With the Melbourne Marathon just around the corner, we thought it would be a great time for our in-house marathon expert and Senior Osteopath, Samual Kayll to provide his top tips. Keep reading to find out more!

1. Have a race plan and stick to it!

Start slow and save your tickets? Burst out of the gates and hold on for dear life? Just do whatever you feel on the day and hope you do not hit the infamous ‘wall’? There is an argument for all three approaches. If you want to run like an elite runner, this study analysed the race strategy of every world holder in the marathon since 1988. It found every runner started slow, built their pace to the 25km mark then finished fastest.

However, for us mere mortals, the opposite is commonly done – faster first half and a slower second half. The simplest (and often the best) way is to calculate your race goal and aim for a slightly negative split, or just stick with your pacer. Regardless of your strategy, it is best to formulate a realistic plan based on your previous times and stick to it.

2. Take the appropriate nutrition for you

Our body stores enough glycogen in our muscles for around 90 minutes of exercise.

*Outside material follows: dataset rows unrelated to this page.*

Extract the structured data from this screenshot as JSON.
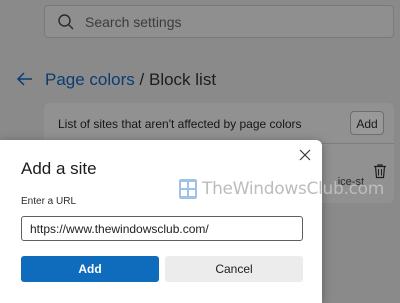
{
  "settings": {
    "search": {
      "placeholder": "Search settings"
    },
    "breadcrumb": {
      "parent": "Page colors",
      "separator": "/",
      "current": "Block list"
    },
    "card": {
      "title": "List of sites that aren't affected by page colors",
      "add_label": "Add",
      "site_fragment": "ice-st"
    }
  },
  "dialog": {
    "title": "Add a site",
    "url_label": "Enter a URL",
    "url_value": "https://www.thewindowsclub.com/",
    "add_label": "Add",
    "cancel_label": "Cancel"
  },
  "watermark": {
    "text": "TheWindowsClub.com"
  },
  "colors": {
    "accent": "#0f6cbd",
    "overlay": "#8a8a8a"
  },
  "icons": {
    "search": "search-icon",
    "back": "back-arrow-icon",
    "trash": "trash-icon",
    "close": "close-icon"
  }
}
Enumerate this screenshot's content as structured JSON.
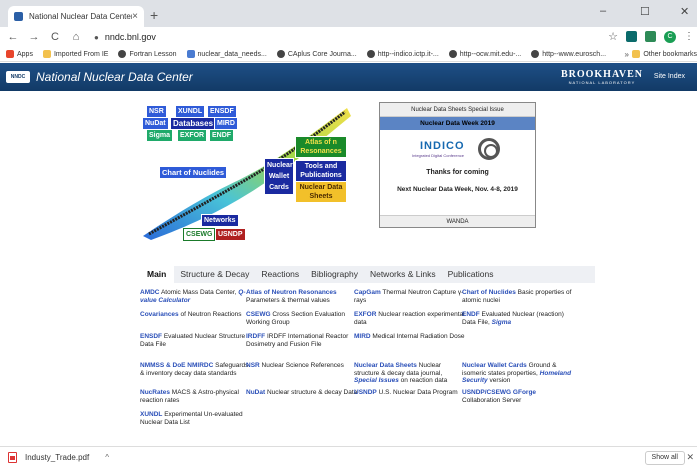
{
  "browser": {
    "tab_title": "National Nuclear Data Center",
    "tab_close": "×",
    "new_tab": "+",
    "win_min": "–",
    "win_max": "☐",
    "win_close": "✕",
    "back": "←",
    "forward": "→",
    "reload": "C",
    "home": "⌂",
    "url": "nndc.bnl.gov",
    "star": "☆",
    "profile": "C",
    "menu": "⋮",
    "bookmarks": [
      {
        "label": "Apps",
        "color": "#e8452c"
      },
      {
        "label": "Imported From IE",
        "color": "#f2c14e"
      },
      {
        "label": "Fortran Lesson",
        "color": "#444444"
      },
      {
        "label": "nuclear_data_needs...",
        "color": "#4a7bd1"
      },
      {
        "label": "CAplus Core Journa...",
        "color": "#444444"
      },
      {
        "label": "http--indico.ictp.it-...",
        "color": "#444444"
      },
      {
        "label": "http--ocw.mit.edu-...",
        "color": "#444444"
      },
      {
        "label": "http--www.eurosch...",
        "color": "#444444"
      }
    ],
    "bookmarks_more": "»",
    "other_bookmarks": "Other bookmarks"
  },
  "header": {
    "logo": "NNDC",
    "title": "National Nuclear Data Center",
    "bnl_name": "BROOKHAVEN",
    "bnl_sub": "NATIONAL LABORATORY",
    "site_index": "Site Index"
  },
  "map": {
    "nsr": "NSR",
    "xundl": "XUNDL",
    "ensdf": "ENSDF",
    "nudat": "NuDat",
    "databases": "Databases",
    "mird": "MIRD",
    "sigma": "Sigma",
    "exfor": "EXFOR",
    "endf": "ENDF",
    "chart": "Chart of Nuclides",
    "atlas": "Atlas of n Resonances",
    "tools": "Tools and Publications",
    "wallet": "Nuclear Wallet Cards",
    "datasheets": "Nuclear Data Sheets",
    "networks": "Networks",
    "csewg": "CSEWG",
    "usndp": "USNDP"
  },
  "special": {
    "head": "Nuclear Data Sheets Special Issue",
    "sub": "Nuclear Data Week 2019",
    "indico": "INDICO",
    "indico_sub": "Integrated Digital Conference",
    "thanks": "Thanks for coming",
    "next": "Next Nuclear Data Week, Nov. 4-8, 2019",
    "foot": "WANDA"
  },
  "tabs": [
    "Main",
    "Structure & Decay",
    "Reactions",
    "Bibliography",
    "Networks & Links",
    "Publications"
  ],
  "links": [
    {
      "name": "AMDC",
      "text": " Atomic Mass Data Center, ",
      "extra": "Q-value Calculator",
      "tail": ""
    },
    {
      "name": "Atlas of Neutron Resonances",
      "text": " Parameters & thermal values",
      "extra": "",
      "tail": ""
    },
    {
      "name": "CapGam",
      "text": " Thermal Neutron Capture γ-rays",
      "extra": "",
      "tail": ""
    },
    {
      "name": "Chart of Nuclides",
      "text": " Basic properties of atomic nuclei",
      "extra": "",
      "tail": ""
    },
    {
      "name": "Covariances",
      "text": " of Neutron Reactions",
      "extra": "",
      "tail": ""
    },
    {
      "name": "CSEWG",
      "text": " Cross Section Evaluation Working Group",
      "extra": "",
      "tail": ""
    },
    {
      "name": "EXFOR",
      "text": " Nuclear reaction experimental data",
      "extra": "",
      "tail": ""
    },
    {
      "name": "ENDF",
      "text": " Evaluated Nuclear (reaction) Data File, ",
      "extra": "Sigma",
      "tail": ""
    },
    {
      "name": "ENSDF",
      "text": " Evaluated Nuclear Structure Data File",
      "extra": "",
      "tail": ""
    },
    {
      "name": "IRDFF",
      "text": " IRDFF International Reactor Dosimetry and Fusion File",
      "extra": "",
      "tail": ""
    },
    {
      "name": "MIRD",
      "text": " Medical Internal Radiation Dose",
      "extra": "",
      "tail": ""
    },
    {
      "name": "",
      "text": "",
      "extra": "",
      "tail": ""
    },
    {
      "name": "NMMSS & DoE NMIRDC",
      "text": " Safeguards & inventory decay data standards",
      "extra": "",
      "tail": ""
    },
    {
      "name": "NSR",
      "text": " Nuclear Science References",
      "extra": "",
      "tail": ""
    },
    {
      "name": "Nuclear Data Sheets",
      "text": " Nuclear structure & decay data journal, ",
      "extra": "Special Issues",
      "tail": " on reaction data"
    },
    {
      "name": "Nuclear Wallet Cards",
      "text": " Ground & isomeric states properties, ",
      "extra": "Homeland Security",
      "tail": " version"
    },
    {
      "name": "NucRates",
      "text": " MACS & Astro-physical reaction rates",
      "extra": "",
      "tail": ""
    },
    {
      "name": "NuDat",
      "text": " Nuclear structure & decay Data",
      "extra": "",
      "tail": ""
    },
    {
      "name": "USNDP",
      "text": " U.S. Nuclear Data Program",
      "extra": "",
      "tail": ""
    },
    {
      "name": "USNDP/CSEWG GForge",
      "text": " Collaboration Server",
      "extra": "",
      "tail": ""
    },
    {
      "name": "XUNDL",
      "text": " Experimental Un-evaluated Nuclear Data List",
      "extra": "",
      "tail": ""
    }
  ],
  "download": {
    "file": "Industy_Trade.pdf",
    "caret": "^",
    "show_all": "Show all",
    "close": "✕"
  }
}
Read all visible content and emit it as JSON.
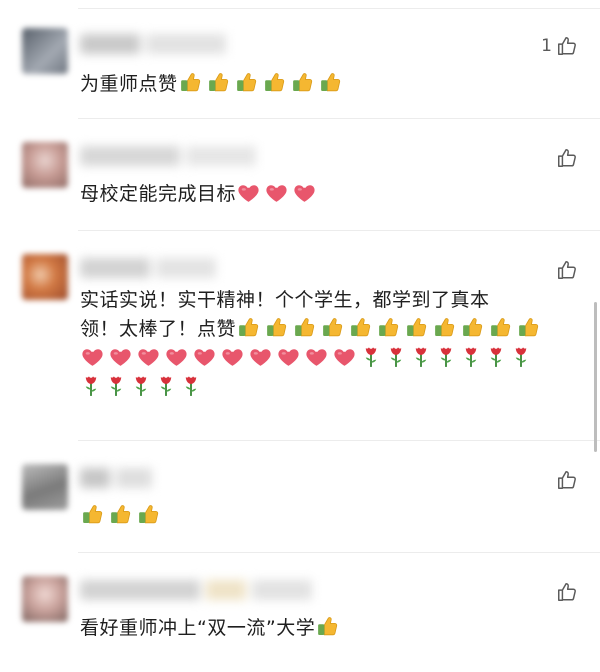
{
  "comments": [
    {
      "text_parts": [
        "为重师点赞"
      ],
      "trailing_emoji": [
        "thumbs",
        "thumbs",
        "thumbs",
        "thumbs",
        "thumbs",
        "thumbs"
      ],
      "like_count": "1",
      "avatar_color": "#6c7480",
      "name_hint": "夏雨 点赞"
    },
    {
      "text_parts": [
        "母校定能完成目标"
      ],
      "trailing_emoji": [
        "heart",
        "heart",
        "heart"
      ],
      "like_count": "",
      "avatar_color": "#b58d86"
    },
    {
      "line1": "实话实说！实干精神！个个学生，都学到了真本",
      "line2": "领！太棒了！点赞",
      "line2_emoji": [
        "thumbs",
        "thumbs",
        "thumbs",
        "thumbs",
        "thumbs",
        "thumbs",
        "thumbs",
        "thumbs",
        "thumbs",
        "thumbs",
        "thumbs"
      ],
      "line3_emoji": [
        "heart",
        "heart",
        "heart",
        "heart",
        "heart",
        "heart",
        "heart",
        "heart",
        "heart",
        "heart",
        "rose",
        "rose",
        "rose",
        "rose",
        "rose",
        "rose",
        "rose"
      ],
      "line4_emoji": [
        "rose",
        "rose",
        "rose",
        "rose",
        "rose"
      ],
      "like_count": "",
      "avatar_color": "#c96b3a"
    },
    {
      "text_parts": [
        ""
      ],
      "trailing_emoji": [
        "thumbs",
        "thumbs",
        "thumbs"
      ],
      "like_count": "",
      "avatar_color": "#8a8a8a"
    },
    {
      "text_before": "看好重师冲上",
      "text_quote": "“双一流”",
      "text_after": "大学",
      "trailing_emoji": [
        "thumbs"
      ],
      "like_count": "",
      "avatar_color": "#a88a86"
    }
  ],
  "colors": {
    "text": "#1f1f1f",
    "like_icon": "#5a5a5a",
    "divider": "#ececec",
    "thumb_yellow": "#f5b731",
    "thumb_cuff": "#6aa84f",
    "heart": "#e8566c",
    "rose": "#d8313b"
  }
}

Beyond that, we start burning our less efficient fuel source – fat. This means we need to replenish our glycogen stores with glucose. For most people, this will be in the form of gels. We burn up to 90 grams of carbs per hour during exercise. If you are an experienced runner and can consume 90 grams of carbs per hour (or around three gels) this is ideal. However, consuming this many gels can cause gut upset and cramping. I would recommend trying two gels per hour after the first 90 minutes. This is a commonly used protocol and one that I would stick to on raceday to replenish an adequate amount of carbs while avoiding any gut problems.

BUT! You do not have to consume gels on raceday. People will use all sorts of fuel sources on raceday. I have even seen some people eat sausages in bread during the Great Ocean Road marathon. So, stick to whatever is familiar to you and what you have tried during your long runs.

3. Hydrate (but not too much)

Hydration during a race is extremely important. And dehydration will slow you down, but so can too much rehydration (due to stomach upset and the more serious hyponatremia). Unlike nutrition, the messages on how much fluid to drink are conflicting. If anyone wants to do a deep dive into the science of hydration during endurance sports, you can read this 2019 meta-analysis.

In short, hydration can be broken down into two main strategies: (1) Ad lib (drinking when thirsty), and (2) programmed (sticking to a protocol or formula). The above review compared the two strategies and found there is no difference in exercise performance between drinking when thirsty or sticking to a formula.

As such, to avoid over hydrating and over complicating raceday, it may be best to drink when thirsty. But of course, it is up to the individual to assess what is best for them and the conditions on raceday.

If you would like some more personalised running advice, book an appointment with one of our expert team who would be happy to help!

Our Senior Osteopath, Samual Kayll is a regular participant in the Melbourne Marathon. If you’d like to book in with Sam, give us a call on 03 9836 7000 or click below.